Give the number of lines in the records below that contain the word "chicken". State only that number.

[Opening Data shown section]

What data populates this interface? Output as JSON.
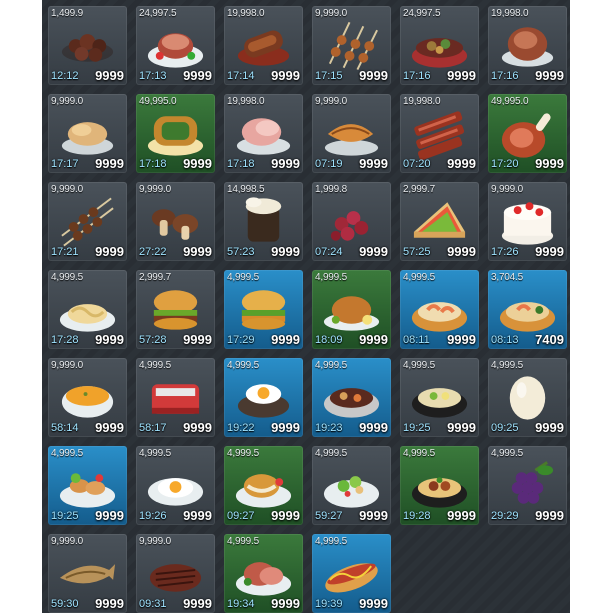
{
  "items": [
    {
      "name": "dried-fruit",
      "price": "1,499.9",
      "timer": "12:12",
      "qty": "9999",
      "bg": "gray"
    },
    {
      "name": "roast-platter",
      "price": "24,997.5",
      "timer": "17:13",
      "qty": "9999",
      "bg": "gray"
    },
    {
      "name": "glazed-meat",
      "price": "19,998.0",
      "timer": "17:14",
      "qty": "9999",
      "bg": "gray"
    },
    {
      "name": "skewers",
      "price": "9,999.0",
      "timer": "17:15",
      "qty": "9999",
      "bg": "gray"
    },
    {
      "name": "stew-bowl",
      "price": "24,997.5",
      "timer": "17:16",
      "qty": "9999",
      "bg": "gray"
    },
    {
      "name": "ham-roast",
      "price": "19,998.0",
      "timer": "17:16",
      "qty": "9999",
      "bg": "gray"
    },
    {
      "name": "fried-chicken",
      "price": "9,999.0",
      "timer": "17:17",
      "qty": "9999",
      "bg": "gray"
    },
    {
      "name": "stuffed-roast",
      "price": "49,995.0",
      "timer": "17:18",
      "qty": "9999",
      "bg": "green"
    },
    {
      "name": "sliced-ham",
      "price": "19,998.0",
      "timer": "17:18",
      "qty": "9999",
      "bg": "gray"
    },
    {
      "name": "grilled-fish",
      "price": "9,999.0",
      "timer": "07:19",
      "qty": "9999",
      "bg": "gray"
    },
    {
      "name": "bacon-strips",
      "price": "19,998.0",
      "timer": "07:20",
      "qty": "9999",
      "bg": "gray"
    },
    {
      "name": "meat-leg",
      "price": "49,995.0",
      "timer": "17:20",
      "qty": "9999",
      "bg": "green"
    },
    {
      "name": "kebab-sticks",
      "price": "9,999.0",
      "timer": "17:21",
      "qty": "9999",
      "bg": "gray"
    },
    {
      "name": "mushrooms",
      "price": "9,999.0",
      "timer": "27:22",
      "qty": "9999",
      "bg": "gray"
    },
    {
      "name": "dark-drink",
      "price": "14,998.5",
      "timer": "57:23",
      "qty": "9999",
      "bg": "gray"
    },
    {
      "name": "berries",
      "price": "1,999.8",
      "timer": "07:24",
      "qty": "9999",
      "bg": "gray"
    },
    {
      "name": "sandwich",
      "price": "2,999.7",
      "timer": "57:25",
      "qty": "9999",
      "bg": "gray"
    },
    {
      "name": "strawberry-cake",
      "price": "9,999.0",
      "timer": "17:26",
      "qty": "9999",
      "bg": "gray"
    },
    {
      "name": "pasta",
      "price": "4,999.5",
      "timer": "17:28",
      "qty": "9999",
      "bg": "gray"
    },
    {
      "name": "burger",
      "price": "2,999.7",
      "timer": "57:28",
      "qty": "9999",
      "bg": "gray"
    },
    {
      "name": "chicken-burger",
      "price": "4,999.5",
      "timer": "17:29",
      "qty": "9999",
      "bg": "blue"
    },
    {
      "name": "roast-chicken",
      "price": "4,999.5",
      "timer": "18:09",
      "qty": "9999",
      "bg": "green"
    },
    {
      "name": "shrimp-rice",
      "price": "4,999.5",
      "timer": "08:11",
      "qty": "9999",
      "bg": "blue"
    },
    {
      "name": "seafood-paella",
      "price": "3,704.5",
      "timer": "08:13",
      "qty": "7409",
      "bg": "blue"
    },
    {
      "name": "soup-bowl",
      "price": "9,999.0",
      "timer": "58:14",
      "qty": "9999",
      "bg": "gray"
    },
    {
      "name": "lunch-box",
      "price": "4,999.5",
      "timer": "58:17",
      "qty": "9999",
      "bg": "gray"
    },
    {
      "name": "egg-steak",
      "price": "4,999.5",
      "timer": "19:22",
      "qty": "9999",
      "bg": "blue"
    },
    {
      "name": "beef-stew",
      "price": "4,999.5",
      "timer": "19:23",
      "qty": "9999",
      "bg": "blue"
    },
    {
      "name": "noodle-bowl",
      "price": "4,999.5",
      "timer": "19:25",
      "qty": "9999",
      "bg": "gray"
    },
    {
      "name": "egg",
      "price": "4,999.5",
      "timer": "09:25",
      "qty": "9999",
      "bg": "gray"
    },
    {
      "name": "salad-nuggets",
      "price": "4,999.5",
      "timer": "19:25",
      "qty": "9999",
      "bg": "blue"
    },
    {
      "name": "fried-egg",
      "price": "4,999.5",
      "timer": "19:26",
      "qty": "9999",
      "bg": "gray"
    },
    {
      "name": "cutlet-plate",
      "price": "4,999.5",
      "timer": "09:27",
      "qty": "9999",
      "bg": "green"
    },
    {
      "name": "caesar-salad",
      "price": "4,999.5",
      "timer": "59:27",
      "qty": "9999",
      "bg": "gray"
    },
    {
      "name": "meat-noodles",
      "price": "4,999.5",
      "timer": "19:28",
      "qty": "9999",
      "bg": "green"
    },
    {
      "name": "grapes",
      "price": "4,999.5",
      "timer": "29:29",
      "qty": "9999",
      "bg": "gray"
    },
    {
      "name": "dried-fish",
      "price": "9,999.0",
      "timer": "59:30",
      "qty": "9999",
      "bg": "gray"
    },
    {
      "name": "steak",
      "price": "9,999.0",
      "timer": "09:31",
      "qty": "9999",
      "bg": "gray"
    },
    {
      "name": "roast-beef",
      "price": "4,999.5",
      "timer": "19:34",
      "qty": "9999",
      "bg": "green"
    },
    {
      "name": "hot-dog",
      "price": "4,999.5",
      "timer": "19:39",
      "qty": "9999",
      "bg": "blue"
    }
  ]
}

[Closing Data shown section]

*Exercise output*
3